▶ **Prompt**: For each line of the data below, copy it if it holds the word "name".

▶ **Data in this exercise**:

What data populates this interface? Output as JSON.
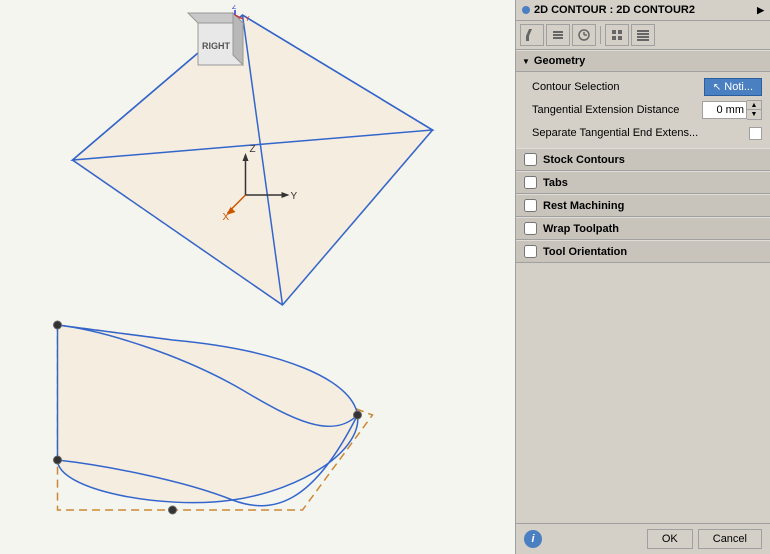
{
  "header": {
    "title": "2D CONTOUR : 2D CONTOUR2",
    "expand_icon": "▶"
  },
  "toolbar": {
    "buttons": [
      {
        "name": "tool-btn-1",
        "icon": "✎"
      },
      {
        "name": "tool-btn-2",
        "icon": "⧉"
      },
      {
        "name": "tool-btn-3",
        "icon": "◷"
      },
      {
        "name": "tool-btn-4",
        "icon": "▦"
      },
      {
        "name": "tool-btn-5",
        "icon": "⊞"
      }
    ]
  },
  "geometry_section": {
    "title": "Geometry",
    "triangle": "▼",
    "contour_selection": {
      "label": "Contour Selection",
      "button_text": "Noti...",
      "cursor_icon": "↖"
    },
    "tangential_extension": {
      "label": "Tangential Extension Distance",
      "value": "0 mm"
    },
    "separate_tangential": {
      "label": "Separate Tangential End Extens...",
      "checked": false
    }
  },
  "stock_contours": {
    "label": "Stock Contours",
    "checked": false
  },
  "tabs": {
    "label": "Tabs",
    "checked": false
  },
  "rest_machining": {
    "label": "Rest Machining",
    "checked": false
  },
  "wrap_toolpath": {
    "label": "Wrap Toolpath",
    "checked": false
  },
  "tool_orientation": {
    "label": "Tool Orientation",
    "checked": false
  },
  "bottom_bar": {
    "info_icon": "i",
    "ok_label": "OK",
    "cancel_label": "Cancel"
  },
  "view": {
    "label": "RIGHT",
    "axes": {
      "x": "X",
      "y": "Y",
      "z": "Z"
    }
  }
}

▶ **Written answer**:
        "name": "tool-btn-1",
        "name": "tool-btn-2",
        "name": "tool-btn-3",
        "name": "tool-btn-4",
        "name": "tool-btn-5",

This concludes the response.